About the Book
The use of redundant servers has long been a solution for meeting sudden spikes in demand, machine failures, and outages. Cloud services greatly reduce the cost and hassle of provisioning redundant equipment and load balancers and give you the ability to deal with separate network, application, and client-side loads. But today there are many options to consider, and you have to determine which cloud service (or services) will meet your unique needs.
With this ebook, I deliver a practical guide to load balancing services in the cloud. In this dynamic environment, where machines are frequently provisioned and decommissioned to meet user demand, you need a load balancer that can intelligently distribute traffic. This ebook walks you through the strategy via several options, including the use of the NGINX software load balancer with AWS Network Load Balancer (AWS NLB) and global load balancing with AWS’ Route 53 offering.
This book is for engineers and technical managers looking to take advantage of the cloud in a way that requires a load balancing solution. I am using AWS as the example because it is widely used, and therefore will be the most useful to the most people. You’ll learn about load balancing in general, as well as AWS load balancers, AWS patterns, and the NGINX reverse proxy and load balancer. I’ve chosen to use NGINX as a software load balancer example because of its versatility and growing popularity. As adoption of NGINX grows, there are more people looking to learn about different ways they can apply the technology in their solutions. My goal is to help educate you on how you can craft a load balancing solution in the cloud that fits your needs without being prescriptive, but rather descriptive and informative.
I wrote this text to complement the AWS Quick Start guide to NGINX Plus. I truly believe in NGINX as a capable application delivery platform, and AWS as an industry leading cloud platform. That being said, there are other solutions to choose from, such as: Google Cloud, Microsoft Azure, Digital Ocean, IBM Cloud, their respective platform native load balancers, HAProxy, the Apache HTTP Server with the mod_proxy module, and IIS with the URL Rewrite module. As a cloud consultant, I understand that each cloud application has different load balancing needs. I hope that the information in this book helps you design a solid solution that fits your performance, security, and availability needs, while being economically reasonable.

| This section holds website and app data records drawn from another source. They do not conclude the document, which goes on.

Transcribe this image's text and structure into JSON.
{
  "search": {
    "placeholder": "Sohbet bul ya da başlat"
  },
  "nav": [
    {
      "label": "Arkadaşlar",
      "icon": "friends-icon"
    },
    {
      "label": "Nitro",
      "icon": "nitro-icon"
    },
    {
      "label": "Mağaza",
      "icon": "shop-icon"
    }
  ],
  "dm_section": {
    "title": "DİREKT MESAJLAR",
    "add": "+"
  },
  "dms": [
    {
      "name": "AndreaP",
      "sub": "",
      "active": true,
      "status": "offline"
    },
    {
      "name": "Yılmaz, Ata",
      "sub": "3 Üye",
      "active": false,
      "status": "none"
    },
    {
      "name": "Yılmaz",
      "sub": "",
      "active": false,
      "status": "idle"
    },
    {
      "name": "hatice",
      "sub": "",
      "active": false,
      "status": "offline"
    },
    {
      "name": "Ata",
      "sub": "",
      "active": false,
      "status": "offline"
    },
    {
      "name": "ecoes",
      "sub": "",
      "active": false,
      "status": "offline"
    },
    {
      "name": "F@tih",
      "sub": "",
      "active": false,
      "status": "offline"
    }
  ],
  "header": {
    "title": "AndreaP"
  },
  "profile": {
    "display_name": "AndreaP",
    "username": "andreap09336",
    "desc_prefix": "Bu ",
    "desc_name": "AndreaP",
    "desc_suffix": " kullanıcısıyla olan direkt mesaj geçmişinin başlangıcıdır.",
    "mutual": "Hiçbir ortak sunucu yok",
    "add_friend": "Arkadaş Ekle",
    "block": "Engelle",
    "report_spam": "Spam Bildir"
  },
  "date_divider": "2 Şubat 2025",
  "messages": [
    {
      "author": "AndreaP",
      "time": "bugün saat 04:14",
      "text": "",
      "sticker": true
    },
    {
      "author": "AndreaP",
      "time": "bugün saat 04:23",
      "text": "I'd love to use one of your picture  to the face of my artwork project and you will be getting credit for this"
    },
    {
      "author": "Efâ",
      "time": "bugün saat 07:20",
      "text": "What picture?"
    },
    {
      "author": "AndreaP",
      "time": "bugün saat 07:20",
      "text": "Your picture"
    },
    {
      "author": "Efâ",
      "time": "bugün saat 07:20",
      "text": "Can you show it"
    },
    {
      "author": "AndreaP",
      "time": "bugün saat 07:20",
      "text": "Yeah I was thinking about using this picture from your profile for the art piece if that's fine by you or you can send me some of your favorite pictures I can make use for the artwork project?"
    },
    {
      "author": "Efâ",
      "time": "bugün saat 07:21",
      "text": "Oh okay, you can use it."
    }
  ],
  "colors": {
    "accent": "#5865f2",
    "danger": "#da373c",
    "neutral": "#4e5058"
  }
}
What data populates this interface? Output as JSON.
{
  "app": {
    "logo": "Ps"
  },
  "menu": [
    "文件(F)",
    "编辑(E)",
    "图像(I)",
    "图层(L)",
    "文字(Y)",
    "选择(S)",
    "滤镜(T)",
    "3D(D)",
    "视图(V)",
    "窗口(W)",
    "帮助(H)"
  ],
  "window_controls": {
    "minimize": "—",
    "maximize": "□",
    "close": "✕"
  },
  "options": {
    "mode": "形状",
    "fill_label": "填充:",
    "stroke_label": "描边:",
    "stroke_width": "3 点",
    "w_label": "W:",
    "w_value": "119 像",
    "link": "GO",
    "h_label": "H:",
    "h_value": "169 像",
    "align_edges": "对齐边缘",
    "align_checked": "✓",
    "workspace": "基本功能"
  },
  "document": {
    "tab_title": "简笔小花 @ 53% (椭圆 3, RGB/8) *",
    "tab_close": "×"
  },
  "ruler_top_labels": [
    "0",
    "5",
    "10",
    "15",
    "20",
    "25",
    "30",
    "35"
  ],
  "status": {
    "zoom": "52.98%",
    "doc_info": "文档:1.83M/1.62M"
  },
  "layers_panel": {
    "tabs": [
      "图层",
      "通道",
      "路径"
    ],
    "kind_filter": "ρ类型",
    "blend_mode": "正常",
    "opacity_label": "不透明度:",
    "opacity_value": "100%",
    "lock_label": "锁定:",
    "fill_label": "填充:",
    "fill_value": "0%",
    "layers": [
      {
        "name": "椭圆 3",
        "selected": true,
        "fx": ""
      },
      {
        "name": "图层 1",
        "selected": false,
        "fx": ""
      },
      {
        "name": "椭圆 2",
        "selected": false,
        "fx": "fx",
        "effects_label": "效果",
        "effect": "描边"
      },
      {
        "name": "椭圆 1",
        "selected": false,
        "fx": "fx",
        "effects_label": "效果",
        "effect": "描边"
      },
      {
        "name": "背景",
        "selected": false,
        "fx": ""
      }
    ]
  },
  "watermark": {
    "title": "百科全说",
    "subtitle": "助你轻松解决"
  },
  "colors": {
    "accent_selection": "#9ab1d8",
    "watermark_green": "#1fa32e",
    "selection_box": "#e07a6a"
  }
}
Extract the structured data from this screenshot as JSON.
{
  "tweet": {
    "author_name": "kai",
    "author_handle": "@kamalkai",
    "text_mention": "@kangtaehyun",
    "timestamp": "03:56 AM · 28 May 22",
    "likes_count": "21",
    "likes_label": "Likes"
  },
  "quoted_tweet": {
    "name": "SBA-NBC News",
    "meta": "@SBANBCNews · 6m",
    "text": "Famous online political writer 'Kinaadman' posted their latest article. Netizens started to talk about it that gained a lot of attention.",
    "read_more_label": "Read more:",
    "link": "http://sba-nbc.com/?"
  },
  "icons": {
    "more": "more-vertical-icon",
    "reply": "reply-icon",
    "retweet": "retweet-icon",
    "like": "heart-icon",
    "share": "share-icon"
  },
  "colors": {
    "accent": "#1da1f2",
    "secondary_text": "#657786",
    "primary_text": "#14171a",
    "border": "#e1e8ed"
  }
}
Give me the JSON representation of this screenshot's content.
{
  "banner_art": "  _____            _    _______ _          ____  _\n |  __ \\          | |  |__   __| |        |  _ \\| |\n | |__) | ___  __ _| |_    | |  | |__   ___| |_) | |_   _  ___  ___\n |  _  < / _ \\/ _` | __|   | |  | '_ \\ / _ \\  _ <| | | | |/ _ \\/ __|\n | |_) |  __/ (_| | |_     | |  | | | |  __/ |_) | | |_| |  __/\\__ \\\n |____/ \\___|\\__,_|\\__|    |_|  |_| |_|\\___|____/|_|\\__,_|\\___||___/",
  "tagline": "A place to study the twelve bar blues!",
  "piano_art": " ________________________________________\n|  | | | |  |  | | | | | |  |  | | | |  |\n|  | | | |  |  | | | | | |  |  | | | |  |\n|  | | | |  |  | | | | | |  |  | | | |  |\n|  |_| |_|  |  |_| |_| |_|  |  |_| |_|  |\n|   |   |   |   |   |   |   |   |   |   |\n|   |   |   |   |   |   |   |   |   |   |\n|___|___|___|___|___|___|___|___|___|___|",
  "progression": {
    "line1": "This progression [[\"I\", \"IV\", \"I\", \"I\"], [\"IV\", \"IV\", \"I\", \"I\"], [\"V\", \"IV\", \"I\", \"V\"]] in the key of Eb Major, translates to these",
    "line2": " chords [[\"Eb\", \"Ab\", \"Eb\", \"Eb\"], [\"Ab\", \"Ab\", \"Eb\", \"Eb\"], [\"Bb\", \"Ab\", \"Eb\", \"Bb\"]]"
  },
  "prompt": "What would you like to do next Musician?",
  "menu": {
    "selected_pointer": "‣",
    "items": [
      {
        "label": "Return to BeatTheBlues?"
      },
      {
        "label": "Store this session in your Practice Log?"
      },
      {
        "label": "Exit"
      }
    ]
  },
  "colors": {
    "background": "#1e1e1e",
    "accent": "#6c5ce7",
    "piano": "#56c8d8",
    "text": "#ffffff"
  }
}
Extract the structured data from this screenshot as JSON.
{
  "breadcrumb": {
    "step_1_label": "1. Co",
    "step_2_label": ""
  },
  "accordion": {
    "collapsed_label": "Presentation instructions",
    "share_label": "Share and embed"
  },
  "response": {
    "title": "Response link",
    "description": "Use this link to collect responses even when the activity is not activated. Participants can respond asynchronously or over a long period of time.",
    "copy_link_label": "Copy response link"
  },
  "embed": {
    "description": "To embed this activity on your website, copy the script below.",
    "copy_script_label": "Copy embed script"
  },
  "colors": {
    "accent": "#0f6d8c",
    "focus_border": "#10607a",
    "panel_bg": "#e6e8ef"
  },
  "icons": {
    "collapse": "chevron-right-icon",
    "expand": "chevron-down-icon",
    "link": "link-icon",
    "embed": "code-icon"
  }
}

As you read through keep your application architecture in mind. Compare and contrast the feature set you might need with the up-front and ongoing cost of building and managing the solution. Pay special attention to the automatic registration and deregistration of nodes with the load balancer. Even if you do not plan to auto scale today, it is wise to prepare with a load balancing solution that is capable of doing so to enable your future.